Work required: Report all lines below with the word "mention".

Entries from a dataset of interfaces
***

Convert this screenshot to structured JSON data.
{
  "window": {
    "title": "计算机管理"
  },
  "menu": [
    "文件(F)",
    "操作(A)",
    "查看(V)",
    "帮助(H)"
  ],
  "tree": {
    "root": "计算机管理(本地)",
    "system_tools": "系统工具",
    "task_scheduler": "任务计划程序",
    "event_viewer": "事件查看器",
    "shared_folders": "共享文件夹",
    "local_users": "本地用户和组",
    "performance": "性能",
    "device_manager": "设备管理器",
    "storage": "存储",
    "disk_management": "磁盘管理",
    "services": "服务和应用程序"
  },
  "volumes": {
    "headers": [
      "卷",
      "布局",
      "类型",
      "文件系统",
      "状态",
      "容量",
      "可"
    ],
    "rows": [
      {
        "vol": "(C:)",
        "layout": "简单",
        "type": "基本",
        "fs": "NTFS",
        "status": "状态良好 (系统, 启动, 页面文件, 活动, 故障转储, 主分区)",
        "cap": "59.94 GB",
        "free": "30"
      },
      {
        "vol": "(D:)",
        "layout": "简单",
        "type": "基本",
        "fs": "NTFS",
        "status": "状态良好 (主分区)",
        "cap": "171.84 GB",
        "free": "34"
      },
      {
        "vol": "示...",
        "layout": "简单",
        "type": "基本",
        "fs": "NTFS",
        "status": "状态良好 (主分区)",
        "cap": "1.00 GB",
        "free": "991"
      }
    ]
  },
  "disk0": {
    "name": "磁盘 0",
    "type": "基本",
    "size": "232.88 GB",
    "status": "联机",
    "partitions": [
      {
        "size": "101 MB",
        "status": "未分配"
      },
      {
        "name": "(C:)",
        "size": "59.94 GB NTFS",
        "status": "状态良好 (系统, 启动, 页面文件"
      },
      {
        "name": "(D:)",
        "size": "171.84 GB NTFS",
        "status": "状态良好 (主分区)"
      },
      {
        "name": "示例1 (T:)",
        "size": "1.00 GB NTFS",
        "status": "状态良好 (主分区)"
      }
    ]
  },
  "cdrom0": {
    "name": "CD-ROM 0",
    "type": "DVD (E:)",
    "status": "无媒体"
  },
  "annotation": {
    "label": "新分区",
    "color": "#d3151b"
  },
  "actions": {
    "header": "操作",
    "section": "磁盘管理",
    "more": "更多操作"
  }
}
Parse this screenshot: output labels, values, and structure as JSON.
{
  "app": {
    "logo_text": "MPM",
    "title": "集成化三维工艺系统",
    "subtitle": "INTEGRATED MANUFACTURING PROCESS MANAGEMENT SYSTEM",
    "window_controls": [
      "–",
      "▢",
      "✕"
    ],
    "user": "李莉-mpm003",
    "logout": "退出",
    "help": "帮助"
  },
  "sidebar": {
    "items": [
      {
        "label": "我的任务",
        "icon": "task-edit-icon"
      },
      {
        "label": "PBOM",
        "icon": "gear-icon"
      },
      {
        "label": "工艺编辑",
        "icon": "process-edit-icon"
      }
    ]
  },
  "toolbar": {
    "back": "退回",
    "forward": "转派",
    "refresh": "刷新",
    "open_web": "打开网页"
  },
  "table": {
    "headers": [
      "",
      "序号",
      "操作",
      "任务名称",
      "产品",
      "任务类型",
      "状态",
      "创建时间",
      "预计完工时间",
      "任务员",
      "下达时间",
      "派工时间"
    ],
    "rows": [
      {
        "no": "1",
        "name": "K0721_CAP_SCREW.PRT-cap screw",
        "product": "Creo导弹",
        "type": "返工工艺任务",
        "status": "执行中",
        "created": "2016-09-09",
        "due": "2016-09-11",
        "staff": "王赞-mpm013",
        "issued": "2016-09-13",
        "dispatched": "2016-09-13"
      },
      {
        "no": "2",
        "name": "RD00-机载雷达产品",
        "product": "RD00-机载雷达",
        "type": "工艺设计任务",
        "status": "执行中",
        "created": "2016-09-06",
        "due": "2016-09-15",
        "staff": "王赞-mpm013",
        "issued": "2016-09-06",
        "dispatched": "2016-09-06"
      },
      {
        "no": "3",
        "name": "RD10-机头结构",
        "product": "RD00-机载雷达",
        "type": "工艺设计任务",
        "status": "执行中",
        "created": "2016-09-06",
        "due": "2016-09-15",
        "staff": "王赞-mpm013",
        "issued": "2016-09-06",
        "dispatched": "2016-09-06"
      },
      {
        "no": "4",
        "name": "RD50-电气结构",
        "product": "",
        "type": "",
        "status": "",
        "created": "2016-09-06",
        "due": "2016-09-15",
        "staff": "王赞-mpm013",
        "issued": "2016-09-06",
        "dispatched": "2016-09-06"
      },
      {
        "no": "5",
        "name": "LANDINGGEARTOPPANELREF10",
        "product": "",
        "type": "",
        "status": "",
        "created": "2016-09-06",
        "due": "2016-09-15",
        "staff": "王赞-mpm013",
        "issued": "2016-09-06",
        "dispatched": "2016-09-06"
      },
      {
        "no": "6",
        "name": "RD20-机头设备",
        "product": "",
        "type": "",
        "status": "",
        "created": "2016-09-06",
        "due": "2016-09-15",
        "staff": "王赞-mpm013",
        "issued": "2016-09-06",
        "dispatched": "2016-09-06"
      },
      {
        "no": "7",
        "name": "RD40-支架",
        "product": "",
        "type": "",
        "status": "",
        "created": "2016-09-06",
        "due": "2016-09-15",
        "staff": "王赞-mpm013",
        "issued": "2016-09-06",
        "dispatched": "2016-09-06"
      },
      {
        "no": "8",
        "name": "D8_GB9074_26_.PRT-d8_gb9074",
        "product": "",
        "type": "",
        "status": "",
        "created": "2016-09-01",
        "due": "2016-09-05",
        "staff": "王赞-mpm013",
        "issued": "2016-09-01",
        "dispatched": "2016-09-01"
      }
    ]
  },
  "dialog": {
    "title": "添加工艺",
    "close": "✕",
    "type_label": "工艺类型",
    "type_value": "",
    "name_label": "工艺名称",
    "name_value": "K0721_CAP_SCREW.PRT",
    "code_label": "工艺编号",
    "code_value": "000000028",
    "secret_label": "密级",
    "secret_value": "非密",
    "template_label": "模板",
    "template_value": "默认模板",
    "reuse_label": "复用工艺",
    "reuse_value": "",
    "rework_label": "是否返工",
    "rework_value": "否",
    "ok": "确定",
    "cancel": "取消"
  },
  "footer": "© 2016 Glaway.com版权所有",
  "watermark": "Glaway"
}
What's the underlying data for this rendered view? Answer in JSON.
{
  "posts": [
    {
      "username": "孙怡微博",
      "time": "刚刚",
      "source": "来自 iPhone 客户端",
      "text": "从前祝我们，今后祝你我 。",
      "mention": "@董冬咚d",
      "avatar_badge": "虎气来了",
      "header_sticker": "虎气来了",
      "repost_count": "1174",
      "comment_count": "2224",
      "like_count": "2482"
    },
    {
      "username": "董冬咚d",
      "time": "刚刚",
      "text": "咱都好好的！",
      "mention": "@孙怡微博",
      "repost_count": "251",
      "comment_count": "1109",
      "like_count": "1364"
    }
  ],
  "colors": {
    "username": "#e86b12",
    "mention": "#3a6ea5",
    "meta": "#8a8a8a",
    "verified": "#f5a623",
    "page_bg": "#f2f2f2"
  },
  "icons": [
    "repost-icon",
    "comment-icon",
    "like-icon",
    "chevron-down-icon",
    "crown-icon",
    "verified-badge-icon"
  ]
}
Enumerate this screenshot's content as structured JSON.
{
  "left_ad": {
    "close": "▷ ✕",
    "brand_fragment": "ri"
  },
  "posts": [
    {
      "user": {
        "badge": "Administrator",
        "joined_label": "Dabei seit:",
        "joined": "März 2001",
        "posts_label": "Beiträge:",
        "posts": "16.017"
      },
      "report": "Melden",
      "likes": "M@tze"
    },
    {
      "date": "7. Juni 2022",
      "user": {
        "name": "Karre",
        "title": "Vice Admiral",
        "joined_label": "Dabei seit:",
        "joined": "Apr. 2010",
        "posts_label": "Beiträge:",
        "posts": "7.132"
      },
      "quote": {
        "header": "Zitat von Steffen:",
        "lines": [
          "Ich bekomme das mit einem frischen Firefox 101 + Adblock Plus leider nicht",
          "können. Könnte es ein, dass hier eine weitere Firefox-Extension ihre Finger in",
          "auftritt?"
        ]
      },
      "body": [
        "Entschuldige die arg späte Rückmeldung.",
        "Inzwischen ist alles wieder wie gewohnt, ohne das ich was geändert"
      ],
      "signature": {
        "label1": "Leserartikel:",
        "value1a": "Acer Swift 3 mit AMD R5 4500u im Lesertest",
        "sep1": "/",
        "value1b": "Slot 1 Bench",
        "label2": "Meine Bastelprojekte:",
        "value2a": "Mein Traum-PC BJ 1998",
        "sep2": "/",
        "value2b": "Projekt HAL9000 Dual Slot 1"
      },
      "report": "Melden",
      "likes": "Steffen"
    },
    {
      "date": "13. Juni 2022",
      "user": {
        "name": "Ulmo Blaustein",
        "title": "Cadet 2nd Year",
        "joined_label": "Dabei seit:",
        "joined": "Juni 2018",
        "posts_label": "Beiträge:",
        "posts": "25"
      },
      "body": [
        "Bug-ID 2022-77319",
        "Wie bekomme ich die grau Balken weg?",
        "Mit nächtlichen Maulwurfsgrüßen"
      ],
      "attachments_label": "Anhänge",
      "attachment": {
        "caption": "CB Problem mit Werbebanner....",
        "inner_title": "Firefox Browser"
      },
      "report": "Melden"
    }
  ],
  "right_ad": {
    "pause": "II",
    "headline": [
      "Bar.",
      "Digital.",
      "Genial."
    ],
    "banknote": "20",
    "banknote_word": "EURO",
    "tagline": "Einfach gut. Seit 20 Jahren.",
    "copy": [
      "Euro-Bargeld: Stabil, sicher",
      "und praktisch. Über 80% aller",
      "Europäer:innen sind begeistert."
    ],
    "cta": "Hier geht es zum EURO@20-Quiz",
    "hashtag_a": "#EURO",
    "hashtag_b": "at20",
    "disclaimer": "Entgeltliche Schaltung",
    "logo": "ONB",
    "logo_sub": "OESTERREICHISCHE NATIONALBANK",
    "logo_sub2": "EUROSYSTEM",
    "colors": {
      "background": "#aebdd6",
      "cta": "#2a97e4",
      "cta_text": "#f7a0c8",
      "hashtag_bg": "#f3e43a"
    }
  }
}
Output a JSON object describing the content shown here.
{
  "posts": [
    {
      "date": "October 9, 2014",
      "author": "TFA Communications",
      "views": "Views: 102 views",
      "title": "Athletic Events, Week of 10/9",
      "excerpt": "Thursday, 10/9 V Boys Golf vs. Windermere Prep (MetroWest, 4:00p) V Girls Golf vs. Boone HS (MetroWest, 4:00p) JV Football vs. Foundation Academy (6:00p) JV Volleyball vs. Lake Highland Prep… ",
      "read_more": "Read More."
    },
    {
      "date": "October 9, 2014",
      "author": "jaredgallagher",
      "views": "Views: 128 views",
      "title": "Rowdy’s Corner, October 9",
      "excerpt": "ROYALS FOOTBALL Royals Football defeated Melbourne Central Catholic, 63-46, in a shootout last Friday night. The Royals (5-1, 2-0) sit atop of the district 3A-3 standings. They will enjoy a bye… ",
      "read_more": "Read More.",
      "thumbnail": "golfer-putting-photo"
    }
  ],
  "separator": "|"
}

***

Worked solution:
      "mention": "@董冬咚d",
      "mention": "@孙怡微博",
    "mention": "#3a6ea5",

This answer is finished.